Photographer Jeff Mermelstein takes us on an extraordinary trip inside the Barclays Centre

The work of Jeff Mermelstein needs little introduction. As a photojournalist and street photographer giant, well-known for snapping private text conversations and his work in New York City, Jeff, since the early 80’s, has taken to the streets to chronicle the life of the everyday New Yorker.

For his recent series, Arena, published by TBW Books, Jeff approaches street photography a little differently. This time he takes his camera indoors, shooting a four year tenure that began in 2012 at the Barclays Centre in Brooklyn – when the building first opened its doors to the public. Having been commissioned to photograph over 350 events held in Barclays, the series is a momentous part of his career. “I was asked to photograph the first years of the arena with my personal point of view as a street photographer,” Jeff tells It’s Nice That. “I was inspired by the extraordinary diversity of people that attended many, many varying events – it was as if Sixth Avenue of Manhattan came inside to the corridors of the Barclays Centre.”

Replacing the pavement, Jeff moved through crowds, hallways, merchandise stalls, ketchup splatted on the floor and an abundance of pinstripe suits gravitating towards the centre’s stage. It was an entirely new process for the street photographer, but this didn’t alter his technique: “I had the instinctive skills to slowly but surely evolve a working method to adapt to being inside,” he says. “The elements of working very quickly and having a mindset ready to capture surprise remained the same.” And it paid off – featuring subjects that look like characters from 80’s cinema, his vibrant pictures are a peek into a mundane world that often goes overlooked.

“I walked and walked, as I always do, but here I walked round and round the corridors through an extraordinary sea of varying attendees.
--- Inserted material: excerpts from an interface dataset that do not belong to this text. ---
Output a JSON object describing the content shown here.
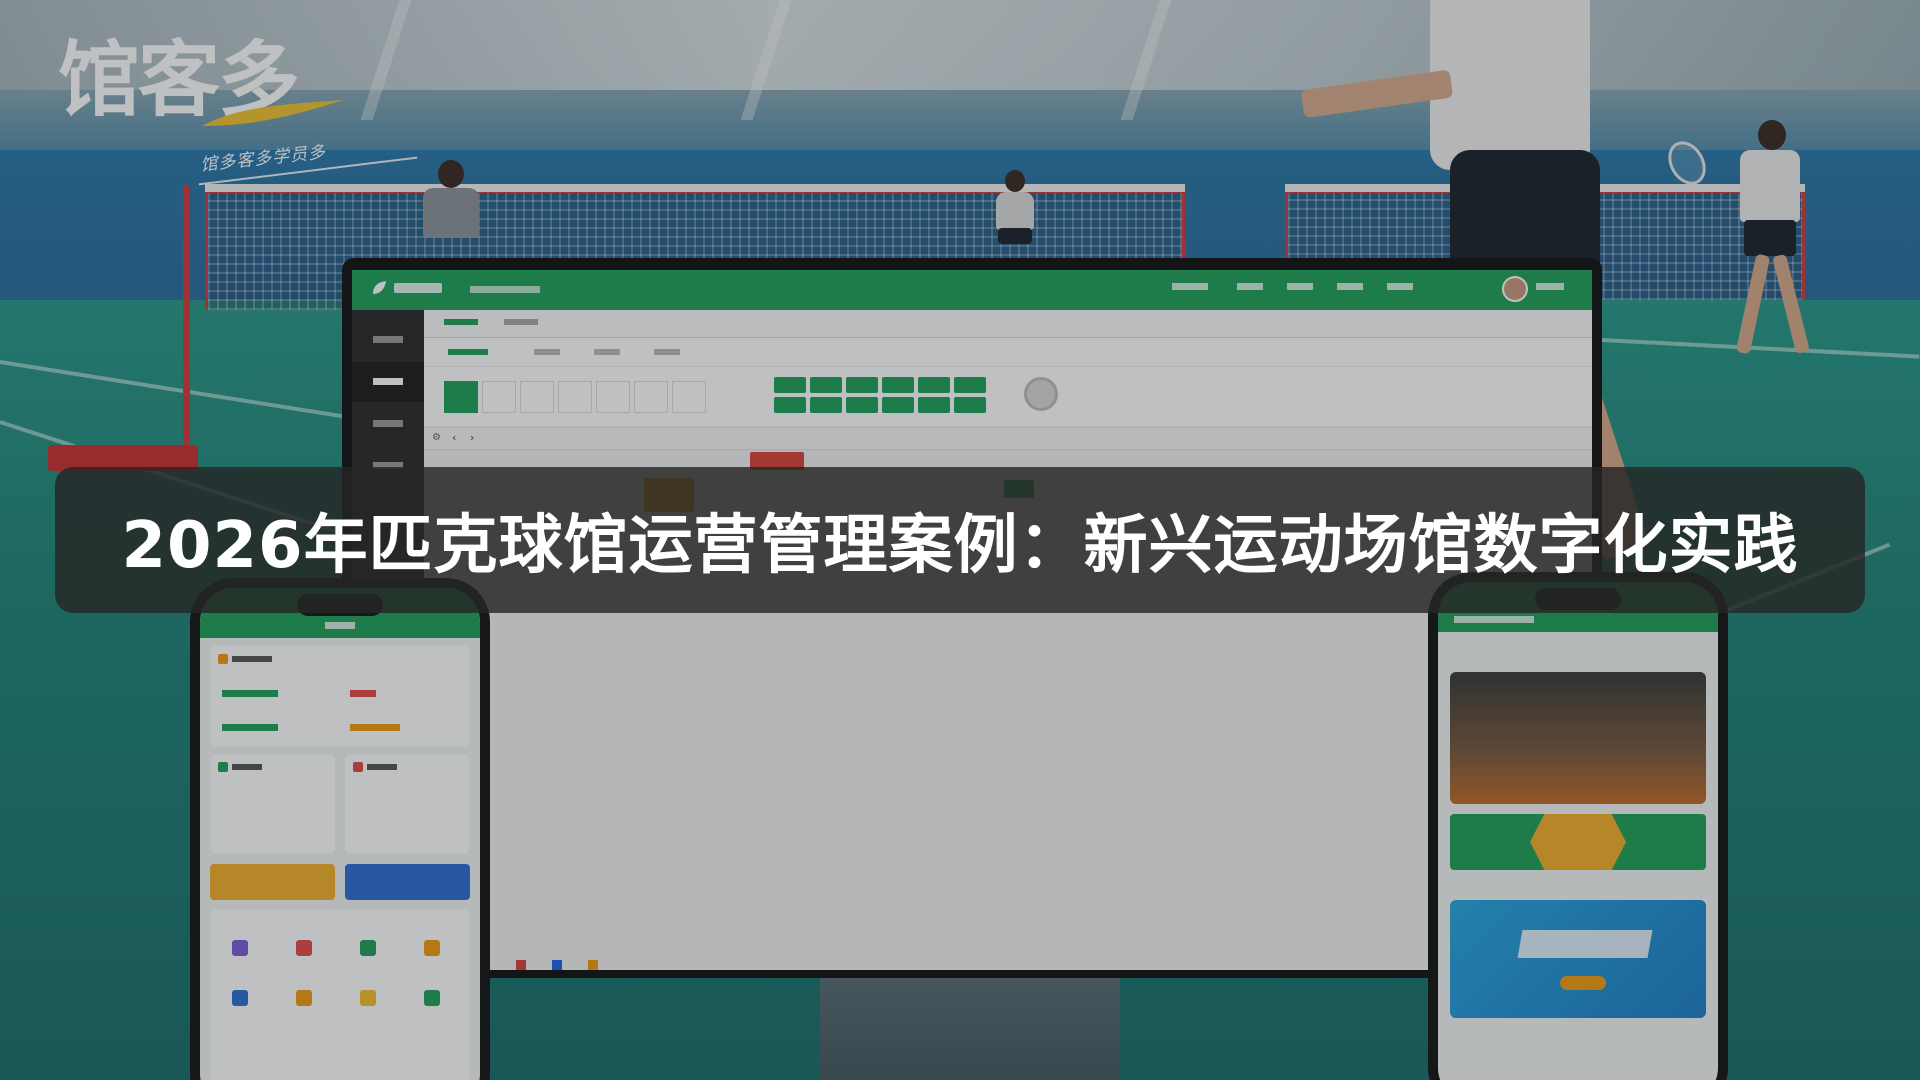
{
  "logo": {
    "main": "馆客多",
    "slogan": "馆多客多学员多"
  },
  "headline": "2026年匹克球馆运营管理案例：新兴运动场馆数字化实践",
  "colors": {
    "brand_green": "#22a15a",
    "overlay_bar": "#262626",
    "headline_text": "#ffffff",
    "logo_swoosh": "#f2c230",
    "booked_orange": "#f39c12",
    "booked_red": "#d9443a"
  },
  "icons": [
    "swoosh-icon",
    "leaf-icon",
    "user-avatar-icon",
    "chevron-left-icon",
    "chevron-right-icon",
    "settings-icon"
  ]
}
Barbra Streisand fans, Bob Dylan fans, Rolling Stones fans, Barry Manilow fans, Brooklyn Nets basketball fans, Pro Wrestling fans – on and on, so very many. It kept me going,” explains Jeff. He photographed life as it happened – the people around him and the items they carried with them. Yet we never see a basketball game, a concert, or boxing match take place, instead we see a more intriguing and revealing observation of the events taking place.


Human behaviour is an interesting one and is the subject of many photographers. Working to “see with vision and a point of view”, Jeff’s unique eye and ability to confidently navigate through a crowd of people with his camera allows him to create a brilliant depiction of who we are. “A photographer must find and be in touch with who they themselves are and bring those qualities to their images with honest and direct clarity.”